“You know, it was great, friends giving you the thumbs up, and the money was great and all that stuff,” he says. “But then it became just another chase. These moments of success in your career are like gum. You chew it and then it runs out and then you have this cold, flavorless shit in your mouth. It was this really great thing, and then you need to put another one in there. I felt like I needed to keep going, but instead I just kept chewing on that flavorless piece of gum. I missed having fun. I forgot what it was. That can happen after you’ve had success like that.”
The fun returned from different directions. Ironically, one of those was in Sax’s discovering the blues. He was burned out on the pop rock he had been writing for so long, and felt the change in genres reset his writing soul considerably. He merged the blues and Americana on his 2013 album, I’m in a Mood.
Love entered the picture in 2010, when Sax and Brown met at a mutual friend’s wedding in Philadelphia. “We met on the dance floor,” Sax says. “We literally danced before we had a conversation.” They married in 2011, and moved to Nashville a few years later. Not long after arriving here, the couple became parents to a daughter, Josephine, who’s now around 17 months old.
In the meantime, Brown, a part-time cardiologist at Vanderbilt Medical Center, had recorded a couple of albums. Her debut album, Heartstrings, was released in 2011, and she then cowrote songs with Sax for her second record, Almost There, which was produced by Oliver Wood and recorded live in Nashville. The duo will be releasing Our Album Doesn’t Like You Either Sept. 25 and will be doing some record release shows in the Northeast, as well as one in Nashville in October.
“We’re not trying to be rock stars,” Sax says when asked to explain the title of the new album. “I played that game, and it was great and wonderful. But we’re really happy with where we’re at, making an album that’s 99 percent creative and one percent promotion. We’re not begging anyone to love it.”
Sax says filmmaking has been his most significant evolution career-wise, especially in the way it sustains him creatively. He currently is involved in several projects, including videos for the new album, shooting the making of an album by Malcolm Holcombe, and the live filming of The Wood Brothers’ studio performance of new songs from their forthcoming album.
And when it comes to his personal life, well, he’s viewing that through a new frame.

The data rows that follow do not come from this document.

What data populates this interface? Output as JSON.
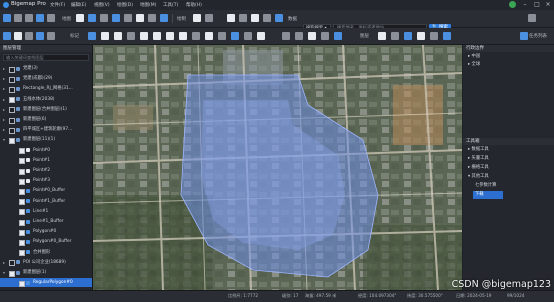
{
  "app": {
    "title": "Bigemap Pro",
    "menus": [
      "文件(F)",
      "编辑(E)",
      "视图(V)",
      "绘图(D)",
      "地图(M)",
      "工具(T)",
      "帮助(H)"
    ]
  },
  "toolbar1": {
    "map_label": "地图",
    "draw_label": "绘制",
    "data_label": "数据",
    "source_dropdown": "搜狗搜索",
    "search_placeholder": "搜索地名、坐标或者地址",
    "search_button": "搜索"
  },
  "toolbar2": {
    "mark_label": "标记",
    "layer_label": "图层",
    "task_label": "任务列表"
  },
  "left_panel": {
    "title": "图层管理",
    "search_placeholder": "输入关键词查找图层",
    "layers": [
      {
        "arrow": "▸",
        "checked": false,
        "icon": "#6a93c9",
        "label": "党建(3)",
        "indent": 0,
        "selected": false
      },
      {
        "arrow": "▸",
        "checked": false,
        "icon": "#6a93c9",
        "label": "党建(成都)(29)",
        "indent": 0,
        "selected": false
      },
      {
        "arrow": "▸",
        "checked": false,
        "icon": "#6a93c9",
        "label": "Rectangle_RJ_网格(31...",
        "indent": 0,
        "selected": false
      },
      {
        "arrow": "▸",
        "checked": true,
        "icon": "#6a93c9",
        "label": "五线水体(2038)",
        "indent": 0,
        "selected": false
      },
      {
        "arrow": "▸",
        "checked": false,
        "icon": "#6a93c9",
        "label": "新建图层(合并图层)(1)",
        "indent": 0,
        "selected": false
      },
      {
        "arrow": "▸",
        "checked": false,
        "icon": "#6a93c9",
        "label": "新建图层(6)",
        "indent": 0,
        "selected": false
      },
      {
        "arrow": "▸",
        "checked": false,
        "icon": "#6a93c9",
        "label": "四平城区+建筑轮廓(97...",
        "indent": 0,
        "selected": false
      },
      {
        "arrow": "▾",
        "checked": true,
        "icon": "#6a93c9",
        "label": "新建图层(11)(1)",
        "indent": 0,
        "selected": false
      },
      {
        "arrow": "",
        "checked": true,
        "icon": "#e8ebef",
        "label": "Point#0",
        "indent": 1,
        "selected": false
      },
      {
        "arrow": "",
        "checked": true,
        "icon": "#e8ebef",
        "label": "Point#1",
        "indent": 1,
        "selected": false
      },
      {
        "arrow": "",
        "checked": true,
        "icon": "#e8ebef",
        "label": "Point#2",
        "indent": 1,
        "selected": false
      },
      {
        "arrow": "",
        "checked": true,
        "icon": "#e8ebef",
        "label": "Point#3",
        "indent": 1,
        "selected": false
      },
      {
        "arrow": "",
        "checked": true,
        "icon": "#4a8fe0",
        "label": "Point#0_Buffer",
        "indent": 1,
        "selected": false
      },
      {
        "arrow": "",
        "checked": true,
        "icon": "#4a8fe0",
        "label": "Point#1_Buffer",
        "indent": 1,
        "selected": false
      },
      {
        "arrow": "",
        "checked": true,
        "icon": "#4a8fe0",
        "label": "Line#1",
        "indent": 1,
        "selected": false
      },
      {
        "arrow": "",
        "checked": true,
        "icon": "#4a8fe0",
        "label": "Line#1_Buffer",
        "indent": 1,
        "selected": false
      },
      {
        "arrow": "",
        "checked": true,
        "icon": "#4a8fe0",
        "label": "Polygon#0",
        "indent": 1,
        "selected": false
      },
      {
        "arrow": "",
        "checked": true,
        "icon": "#4a8fe0",
        "label": "Polygon#0_Buffer",
        "indent": 1,
        "selected": false
      },
      {
        "arrow": "",
        "checked": true,
        "icon": "#4a8fe0",
        "label": "合并图形",
        "indent": 1,
        "selected": false
      },
      {
        "arrow": "▸",
        "checked": false,
        "icon": "#6a93c9",
        "label": "POI 公司企业(18689)",
        "indent": 0,
        "selected": false
      },
      {
        "arrow": "▾",
        "checked": true,
        "icon": "#6a93c9",
        "label": "新建图层(1)",
        "indent": 0,
        "selected": false
      },
      {
        "arrow": "",
        "checked": true,
        "icon": "#4a8fe0",
        "label": "RegularPolygon#0",
        "indent": 1,
        "selected": true
      }
    ]
  },
  "right_panel": {
    "admin_title": "行政边界",
    "admin_items": [
      "▸ 中国",
      "▸ 全球"
    ],
    "tools_title": "工具箱",
    "tools_items": [
      {
        "label": "▸ 数据工具",
        "selected": false
      },
      {
        "label": "▸ 矢量工具",
        "selected": false
      },
      {
        "label": "▸ 栅格工具",
        "selected": false
      },
      {
        "label": "▾ 其他工具",
        "selected": false
      },
      {
        "label": "七参数计算",
        "selected": false
      },
      {
        "label": "下载",
        "selected": true
      }
    ]
  },
  "status": {
    "scale": "比例尺: 1:7772",
    "level": "级别: 17",
    "height": "海拔: 497.59 米",
    "lng": "经度: 104.097304°",
    "lat": "纬度: 30.575500°",
    "date": "日期: 2024-05-19",
    "progress": "99/1024"
  },
  "watermark": "CSDN @bigemap123",
  "colors": {
    "accent": "#2f7de1",
    "buffer_fill": "#6f8fe8",
    "selection": "#2d6fd0"
  }
}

“The combination of losing a father (his dad died of cancer in 2011), then getting married, then having a child is such a big whack of reality and a crash course in real life,” Sax says. “Being a musician, it was me and my dream, me and my song, and I think that the temporary idea of life never really kicked in until my dad died. I think the true meaning of love and a true relationship never kicked in until I met Suzie, and then the full circle of the whole experience kicked in when we had Josephine.
“It was really quite an intense couple of years, and I think something that normally happens over a period of 20 years or more happened to me in a couple of years,” he adds. “So I’m a different person.”